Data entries
# # # # #
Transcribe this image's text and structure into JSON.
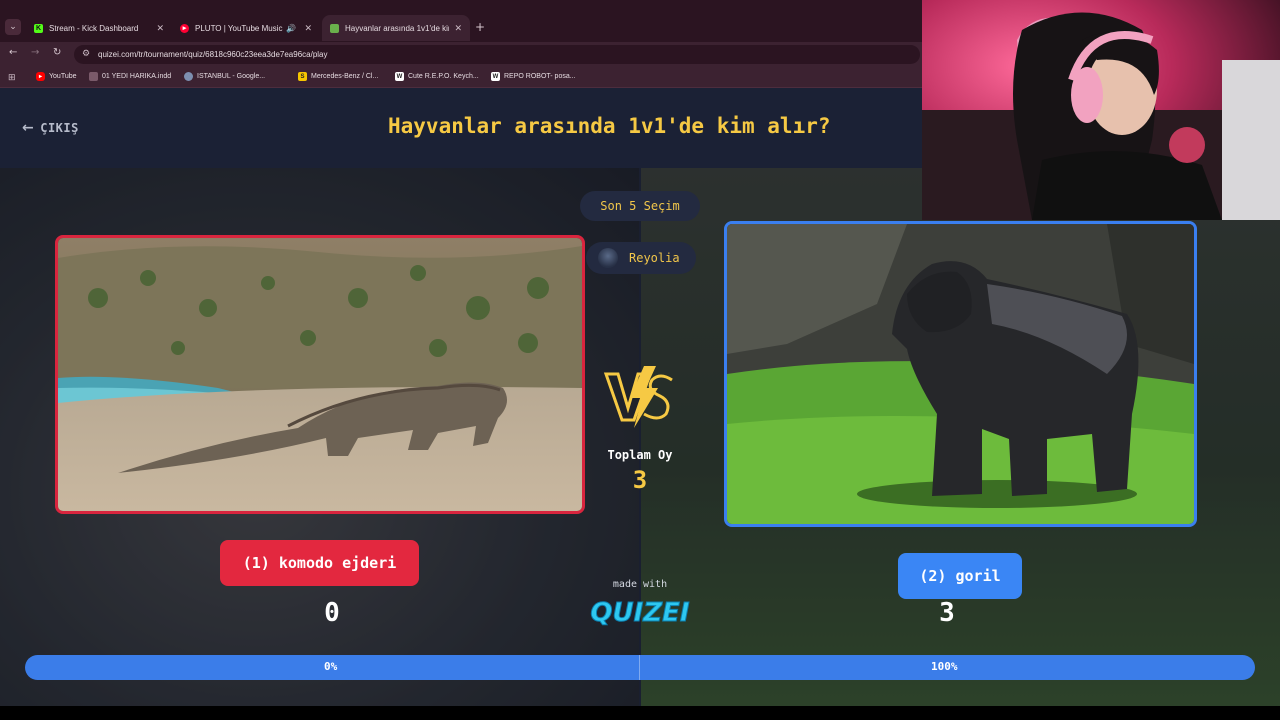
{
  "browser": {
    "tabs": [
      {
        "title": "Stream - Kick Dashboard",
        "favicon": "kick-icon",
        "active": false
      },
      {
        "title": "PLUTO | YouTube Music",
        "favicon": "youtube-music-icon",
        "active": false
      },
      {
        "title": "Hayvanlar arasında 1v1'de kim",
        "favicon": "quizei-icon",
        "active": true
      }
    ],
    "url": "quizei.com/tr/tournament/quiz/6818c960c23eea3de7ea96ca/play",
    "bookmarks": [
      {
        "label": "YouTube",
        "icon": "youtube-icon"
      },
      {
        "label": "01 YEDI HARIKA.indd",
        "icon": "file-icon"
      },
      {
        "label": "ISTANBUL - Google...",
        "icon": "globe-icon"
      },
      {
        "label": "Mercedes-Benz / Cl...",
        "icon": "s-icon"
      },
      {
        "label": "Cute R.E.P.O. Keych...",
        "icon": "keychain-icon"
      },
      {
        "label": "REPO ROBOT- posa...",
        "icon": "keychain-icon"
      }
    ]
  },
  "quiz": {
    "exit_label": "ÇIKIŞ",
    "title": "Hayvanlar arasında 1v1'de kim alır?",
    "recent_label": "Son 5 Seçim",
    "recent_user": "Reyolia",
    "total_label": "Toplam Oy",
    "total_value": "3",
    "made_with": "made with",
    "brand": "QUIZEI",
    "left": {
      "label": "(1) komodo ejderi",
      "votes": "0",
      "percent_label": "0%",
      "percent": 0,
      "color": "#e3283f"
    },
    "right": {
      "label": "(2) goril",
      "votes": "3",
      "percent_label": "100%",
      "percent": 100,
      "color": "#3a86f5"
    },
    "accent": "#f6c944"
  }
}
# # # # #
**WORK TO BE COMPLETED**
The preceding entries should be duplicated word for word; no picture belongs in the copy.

**SOLUTION TO THIS EXERCISE**
Transcribe this image's text and structure into JSON.
{
  "browser": {
    "tabs": [
      {
        "title": "Stream - Kick Dashboard",
        "favicon": "kick-icon",
        "active": false
      },
      {
        "title": "PLUTO | YouTube Music",
        "favicon": "youtube-music-icon",
        "active": false
      },
      {
        "title": "Hayvanlar arasında 1v1'de kim",
        "favicon": "quizei-icon",
        "active": true
      }
    ],
    "url": "quizei.com/tr/tournament/quiz/6818c960c23eea3de7ea96ca/play",
    "bookmarks": [
      {
        "label": "YouTube",
        "icon": "youtube-icon"
      },
      {
        "label": "01 YEDI HARIKA.indd",
        "icon": "file-icon"
      },
      {
        "label": "ISTANBUL - Google...",
        "icon": "globe-icon"
      },
      {
        "label": "Mercedes-Benz / Cl...",
        "icon": "s-icon"
      },
      {
        "label": "Cute R.E.P.O. Keych...",
        "icon": "keychain-icon"
      },
      {
        "label": "REPO ROBOT- posa...",
        "icon": "keychain-icon"
      }
    ]
  },
  "quiz": {
    "exit_label": "ÇIKIŞ",
    "title": "Hayvanlar arasında 1v1'de kim alır?",
    "recent_label": "Son 5 Seçim",
    "recent_user": "Reyolia",
    "total_label": "Toplam Oy",
    "total_value": "3",
    "made_with": "made with",
    "brand": "QUIZEI",
    "left": {
      "label": "(1) komodo ejderi",
      "votes": "0",
      "percent_label": "0%",
      "percent": 0,
      "color": "#e3283f"
    },
    "right": {
      "label": "(2) goril",
      "votes": "3",
      "percent_label": "100%",
      "percent": 100,
      "color": "#3a86f5"
    },
    "accent": "#f6c944"
  }
}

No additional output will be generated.